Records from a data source
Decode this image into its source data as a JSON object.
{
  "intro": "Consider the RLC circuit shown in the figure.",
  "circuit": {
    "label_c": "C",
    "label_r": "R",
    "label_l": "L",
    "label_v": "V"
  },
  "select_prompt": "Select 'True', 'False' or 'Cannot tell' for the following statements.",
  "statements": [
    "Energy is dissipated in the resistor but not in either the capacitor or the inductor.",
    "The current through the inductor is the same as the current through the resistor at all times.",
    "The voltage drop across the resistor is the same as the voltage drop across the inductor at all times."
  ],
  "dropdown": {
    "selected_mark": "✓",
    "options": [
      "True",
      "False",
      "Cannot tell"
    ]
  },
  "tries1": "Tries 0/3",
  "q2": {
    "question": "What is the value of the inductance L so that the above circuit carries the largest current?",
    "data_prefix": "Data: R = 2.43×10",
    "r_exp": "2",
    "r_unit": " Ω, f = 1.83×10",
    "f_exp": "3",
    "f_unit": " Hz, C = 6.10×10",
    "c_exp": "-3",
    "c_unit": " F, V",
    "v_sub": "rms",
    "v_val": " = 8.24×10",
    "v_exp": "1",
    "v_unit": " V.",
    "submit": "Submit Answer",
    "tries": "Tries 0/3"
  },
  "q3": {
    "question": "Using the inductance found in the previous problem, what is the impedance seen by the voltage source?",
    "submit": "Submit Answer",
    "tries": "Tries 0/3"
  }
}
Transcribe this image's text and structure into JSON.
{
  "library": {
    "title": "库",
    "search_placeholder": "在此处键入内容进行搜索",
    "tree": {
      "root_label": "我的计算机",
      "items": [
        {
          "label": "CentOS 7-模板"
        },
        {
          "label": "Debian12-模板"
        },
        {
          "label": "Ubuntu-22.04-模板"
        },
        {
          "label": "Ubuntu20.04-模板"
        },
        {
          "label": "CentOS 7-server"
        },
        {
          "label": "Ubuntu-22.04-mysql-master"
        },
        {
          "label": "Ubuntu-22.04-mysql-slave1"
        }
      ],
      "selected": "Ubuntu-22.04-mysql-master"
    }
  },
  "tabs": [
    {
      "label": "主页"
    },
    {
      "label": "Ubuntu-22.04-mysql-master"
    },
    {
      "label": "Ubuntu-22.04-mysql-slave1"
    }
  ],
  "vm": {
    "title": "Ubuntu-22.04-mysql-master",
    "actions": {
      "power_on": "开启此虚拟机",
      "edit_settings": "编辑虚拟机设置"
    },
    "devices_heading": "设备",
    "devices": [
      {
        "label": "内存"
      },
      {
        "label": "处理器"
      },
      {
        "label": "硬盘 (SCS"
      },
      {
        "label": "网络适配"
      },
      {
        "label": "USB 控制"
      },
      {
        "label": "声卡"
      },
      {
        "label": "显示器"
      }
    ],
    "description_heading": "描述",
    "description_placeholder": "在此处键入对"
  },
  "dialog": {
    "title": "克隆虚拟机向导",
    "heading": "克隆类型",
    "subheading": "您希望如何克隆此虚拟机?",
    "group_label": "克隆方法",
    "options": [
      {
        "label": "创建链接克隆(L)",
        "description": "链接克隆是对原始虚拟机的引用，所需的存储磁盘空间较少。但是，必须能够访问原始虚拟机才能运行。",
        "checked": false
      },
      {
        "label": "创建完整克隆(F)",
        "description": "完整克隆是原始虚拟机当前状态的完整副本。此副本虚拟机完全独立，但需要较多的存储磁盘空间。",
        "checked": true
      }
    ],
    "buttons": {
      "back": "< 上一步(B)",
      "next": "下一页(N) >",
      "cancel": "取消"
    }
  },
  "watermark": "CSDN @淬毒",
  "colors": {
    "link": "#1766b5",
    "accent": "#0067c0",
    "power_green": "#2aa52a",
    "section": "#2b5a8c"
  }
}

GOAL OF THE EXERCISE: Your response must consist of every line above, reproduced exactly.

SOLUTION BELOW:
Decode this image into its source data as a JSON object.
{
  "intro": "Consider the RLC circuit shown in the figure.",
  "circuit": {
    "label_c": "C",
    "label_r": "R",
    "label_l": "L",
    "label_v": "V"
  },
  "select_prompt": "Select 'True', 'False' or 'Cannot tell' for the following statements.",
  "statements": [
    "Energy is dissipated in the resistor but not in either the capacitor or the inductor.",
    "The current through the inductor is the same as the current through the resistor at all times.",
    "The voltage drop across the resistor is the same as the voltage drop across the inductor at all times."
  ],
  "dropdown": {
    "selected_mark": "✓",
    "options": [
      "True",
      "False",
      "Cannot tell"
    ]
  },
  "tries1": "Tries 0/3",
  "q2": {
    "question": "What is the value of the inductance L so that the above circuit carries the largest current?",
    "data_prefix": "Data: R = 2.43×10",
    "r_exp": "2",
    "r_unit": " Ω, f = 1.83×10",
    "f_exp": "3",
    "f_unit": " Hz, C = 6.10×10",
    "c_exp": "-3",
    "c_unit": " F, V",
    "v_sub": "rms",
    "v_val": " = 8.24×10",
    "v_exp": "1",
    "v_unit": " V.",
    "submit": "Submit Answer",
    "tries": "Tries 0/3"
  },
  "q3": {
    "question": "Using the inductance found in the previous problem, what is the impedance seen by the voltage source?",
    "submit": "Submit Answer",
    "tries": "Tries 0/3"
  }
}
Transcribe this image's text and structure into JSON.
{
  "library": {
    "title": "库",
    "search_placeholder": "在此处键入内容进行搜索",
    "tree": {
      "root_label": "我的计算机",
      "items": [
        {
          "label": "CentOS 7-模板"
        },
        {
          "label": "Debian12-模板"
        },
        {
          "label": "Ubuntu-22.04-模板"
        },
        {
          "label": "Ubuntu20.04-模板"
        },
        {
          "label": "CentOS 7-server"
        },
        {
          "label": "Ubuntu-22.04-mysql-master"
        },
        {
          "label": "Ubuntu-22.04-mysql-slave1"
        }
      ],
      "selected": "Ubuntu-22.04-mysql-master"
    }
  },
  "tabs": [
    {
      "label": "主页"
    },
    {
      "label": "Ubuntu-22.04-mysql-master"
    },
    {
      "label": "Ubuntu-22.04-mysql-slave1"
    }
  ],
  "vm": {
    "title": "Ubuntu-22.04-mysql-master",
    "actions": {
      "power_on": "开启此虚拟机",
      "edit_settings": "编辑虚拟机设置"
    },
    "devices_heading": "设备",
    "devices": [
      {
        "label": "内存"
      },
      {
        "label": "处理器"
      },
      {
        "label": "硬盘 (SCS"
      },
      {
        "label": "网络适配"
      },
      {
        "label": "USB 控制"
      },
      {
        "label": "声卡"
      },
      {
        "label": "显示器"
      }
    ],
    "description_heading": "描述",
    "description_placeholder": "在此处键入对"
  },
  "dialog": {
    "title": "克隆虚拟机向导",
    "heading": "克隆类型",
    "subheading": "您希望如何克隆此虚拟机?",
    "group_label": "克隆方法",
    "options": [
      {
        "label": "创建链接克隆(L)",
        "description": "链接克隆是对原始虚拟机的引用，所需的存储磁盘空间较少。但是，必须能够访问原始虚拟机才能运行。",
        "checked": false
      },
      {
        "label": "创建完整克隆(F)",
        "description": "完整克隆是原始虚拟机当前状态的完整副本。此副本虚拟机完全独立，但需要较多的存储磁盘空间。",
        "checked": true
      }
    ],
    "buttons": {
      "back": "< 上一步(B)",
      "next": "下一页(N) >",
      "cancel": "取消"
    }
  },
  "watermark": "CSDN @淬毒",
  "colors": {
    "link": "#1766b5",
    "accent": "#0067c0",
    "power_green": "#2aa52a",
    "section": "#2b5a8c"
  }
}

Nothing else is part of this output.